The journey of the exhibits at this year’s Society of Designer Craftsmen show started in autumn last year when British Wool obtained two cones of yarn, spun by Gardiners Yarns of Huddersfield from British Herdwick in the natural grey tones of their fleece, for me to weave with at Decorex 2017 on their stand with CountryLife magazine.
The ‘demonstration’ warp remained on the loom for several months until I decided to use it up by experimenting further to see what designs I could create from using just the two Herdwick greys. The contrast was a little too subtle so I added Shetland wool in Charcoal, Quarry and Pearl to enhance the difference tones of the two Herdwick wools. The design elements play with the visual trick of appearing to change direction from a horizontal stripe to a vertical stripe.
Tempted to add colour, the reverse side of all the cushions have a subtle addition of a little colour.. turquoise, pheasant, claret, navy..
I decided this cloth would be perfect for my show pieces as it illustrates how my woven designs are frequently driven by the character of the raw materials. The wool ‘tells’ me what it wants to become…
These cushions are not destined for a lounge sofa, but a rural working kitchen and taken outside onto a garden bench or stone step.
For the first time the one-off pieces I have created to exhibit at the show will be available to buy, therefore they are constructed to a high standard with down/feather pads.
Raw Talent is a biennial exhibition at New Brewery Arts in Cirencester showcasing the very best work produced by the students and tutors of our extensive education and participation courses and workshops.
Exhibition dates: Saturday 26th May – Sunday 17th June.
I will be exhibiting a long foot stool upholstered in my hand-woven British Wool cloth.
After a fully booked class on the first Weaving Day workshop I ran for Prema Arts Centre in Uley, Nr Stroud in Gloucestershire, they have invited me back to run a weekly evening class over 4 weeks. For further information and to book, please contact them directly.
On Friday 26th January I will be running a new workshop for Lechlade Craft Barn (GL7 3DL). The day will be spent exploring weaving by using the simple Rigid Heddle and Back-strap loom. You could weave a series of samples working with a range of fibres, colours and textures, or something ‘useful’ like a strap for a bag, a little pocket or embellishment for a cushion. All equipment and a vast range of yarns will be provided.
Friday 12th , 9.30am to 12.30 and/or 1.30 to 4.30pm

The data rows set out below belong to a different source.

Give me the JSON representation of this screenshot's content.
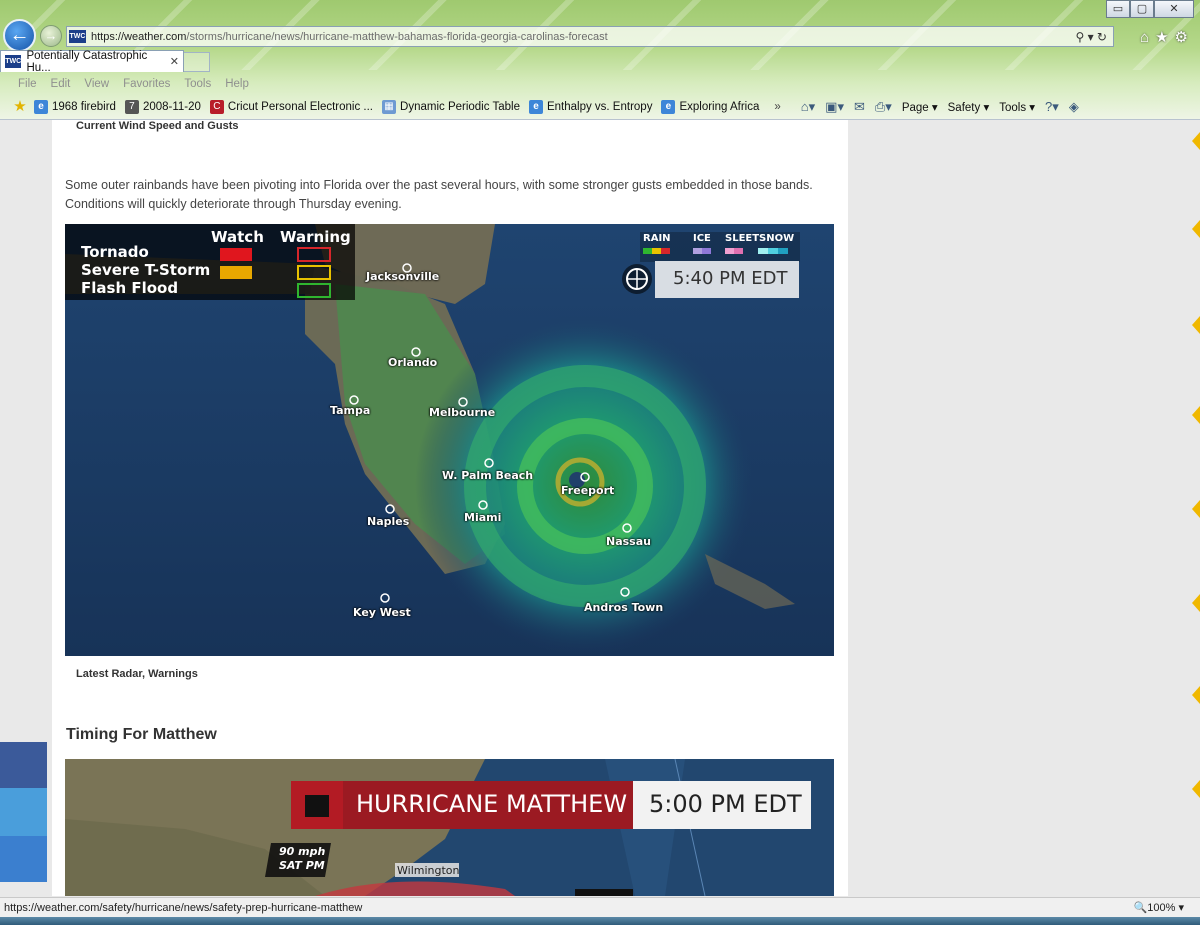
{
  "browser": {
    "url_host": "https://weather.com",
    "url_path": "/storms/hurricane/news/hurricane-matthew-bahamas-florida-georgia-carolinas-forecast",
    "tab_title": "Potentially Catastrophic Hu...",
    "tab_close": "✕",
    "addr_controls": "⚲ ▾ ↻",
    "right_icons": "⌂★⚙",
    "window_buttons": [
      "▭",
      "▢",
      "✕"
    ],
    "menu": [
      "File",
      "Edit",
      "View",
      "Favorites",
      "Tools",
      "Help"
    ],
    "favorites": [
      "1968 firebird",
      "2008-11-20",
      "Cricut Personal Electronic ...",
      "Dynamic Periodic Table",
      "Enthalpy vs. Entropy",
      "Exploring Africa"
    ],
    "favorites_overflow": "»",
    "commands": [
      "Page ▾",
      "Safety ▾",
      "Tools ▾"
    ],
    "status_url": "https://weather.com/safety/hurricane/news/safety-prep-hurricane-matthew",
    "zoom": "100%"
  },
  "article": {
    "caption_top": "Current Wind Speed and Gusts",
    "paragraph": "Some outer rainbands have been pivoting into Florida over the past several hours, with some stronger gusts embedded in those bands. Conditions will quickly deteriorate through Thursday evening.",
    "radar_caption": "Latest Radar, Warnings",
    "section_heading": "Timing For Matthew"
  },
  "radar": {
    "legend_header_watch": "Watch",
    "legend_header_warning": "Warning",
    "legend_rows": [
      "Tornado",
      "Severe T-Storm",
      "Flash Flood"
    ],
    "precip_types": [
      "RAIN",
      "ICE",
      "SLEET",
      "SNOW"
    ],
    "time": "5:40 PM EDT",
    "cities": [
      "Jacksonville",
      "Orlando",
      "Tampa",
      "Melbourne",
      "W. Palm Beach",
      "Freeport",
      "Naples",
      "Miami",
      "Nassau",
      "Key West",
      "Andros Town"
    ],
    "colors": {
      "watch_tornado": "#e0161e",
      "watch_tstorm": "#e8a800",
      "warn_tornado": "#d6262b",
      "warn_tstorm": "#e8c200",
      "warn_flood": "#2fb52f"
    }
  },
  "timing": {
    "banner_title": "HURRICANE MATTHEW",
    "banner_time": "5:00 PM EDT",
    "wind_label_1": "90 mph",
    "wind_label_2": "SAT PM",
    "city": "Wilmington"
  }
}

Half day weave practice session primarily for students who have done my Introduction to Weaving workshops or are not absolute beginners. Wide range of equipment and materials available for you to experiment with or bring your own. Held at my studio at The Tallet, Calmsden. £22.50. Please send me an email/message to reserve a place as limited to 4 at each session.
Day Course ‘Introduction to Weaving‘ in The Bothy at Vanessa Arbuthnott, 12 Ashcroft Road, Cirencester. GL7 1QX. For information and booking please go to The Bothy website or phone the shop on 01285 831437.

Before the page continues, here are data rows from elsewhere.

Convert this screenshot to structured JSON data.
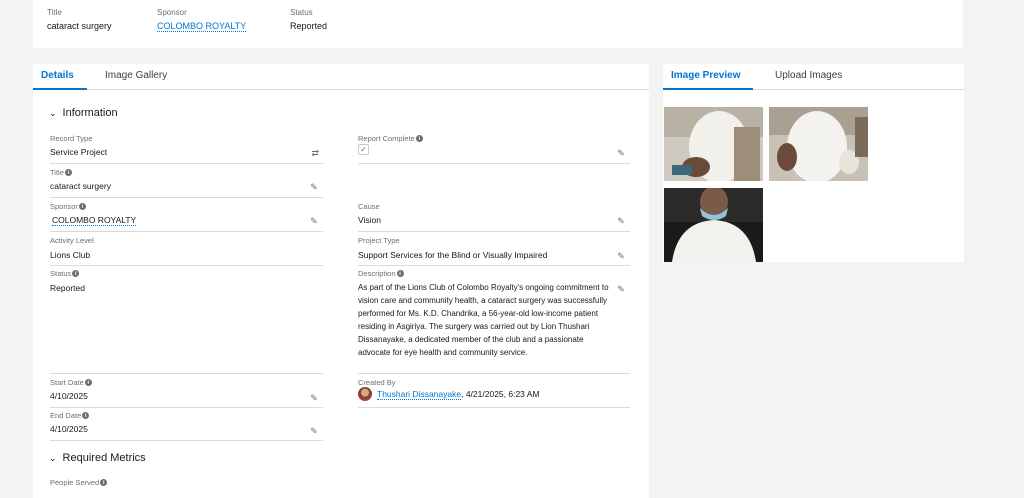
{
  "highlights": {
    "title_label": "Title",
    "title_value": "cataract surgery",
    "sponsor_label": "Sponsor",
    "sponsor_value": "COLOMBO ROYALTY",
    "status_label": "Status",
    "status_value": "Reported"
  },
  "left_tabs": {
    "details": "Details",
    "gallery": "Image Gallery"
  },
  "sections": {
    "information": "Information",
    "required_metrics": "Required Metrics"
  },
  "fields": {
    "record_type_label": "Record Type",
    "record_type_value": "Service Project",
    "report_complete_label": "Report Complete",
    "title_label": "Title",
    "title_value": "cataract surgery",
    "sponsor_label": "Sponsor",
    "sponsor_value": "COLOMBO ROYALTY",
    "cause_label": "Cause",
    "cause_value": "Vision",
    "activity_level_label": "Activity Level",
    "activity_level_value": "Lions Club",
    "project_type_label": "Project Type",
    "project_type_value": "Support Services for the Blind or Visually Impaired",
    "status_label": "Status",
    "status_value": "Reported",
    "description_label": "Description",
    "description_value": "As part of the Lions Club of Colombo Royalty's ongoing commitment to vision care and community health, a cataract surgery was successfully performed for Ms. K.D. Chandrika, a 56-year-old low-income patient residing in Asgiriya. The surgery was carried out by Lion Thushari Dissanayake, a dedicated member of the club and a passionate advocate for eye health and community service.",
    "start_date_label": "Start Date",
    "start_date_value": "4/10/2025",
    "end_date_label": "End Date",
    "end_date_value": "4/10/2025",
    "created_by_label": "Created By",
    "created_by_name": "Thushari Dissanayake",
    "created_by_time": ", 4/21/2025, 6:23 AM",
    "people_served_label": "People Served"
  },
  "right_tabs": {
    "preview": "Image Preview",
    "upload": "Upload Images"
  },
  "icons": {
    "info": "info-icon",
    "pencil": "pencil-icon",
    "swap": "swap-icon",
    "chevron": "chevron-down-icon",
    "check": "checkmark-icon"
  },
  "colors": {
    "link": "#0176d3",
    "tab_active": "#0176d3",
    "background": "#f3f3f3"
  }
}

Day Workshop “IntroductiontoWeaving‘ for Lechlade Craft Barn at Lechlade-on-Thames, GL7 3DL. For information and to book please go to http://lechladecraftbarn.com
Cushions from my Cotswolds Inspired collection were snapped by Interior Designer Nicole Hood, on the Country Life / British Wool stand at Decorex International 2017; a show which is “internationally renowned for being the destination where interior design professionals discover the finest and most coveted luxury products from new, emerging and established talent” (www.decorex.com)
To see her blog post “7 ways to brighten up your home this winter”, go here
I designed the fabric for these cushions using hand-spun and dyed British Wool from rare breed sheep. The cloth was woven by hand, sufficient for only 3 of each pattern/colour combination. These designs are available (while stocks last) directly from Rebecca Connolly Design or through my only outlet, Vanessa Arbuthnott Fabrics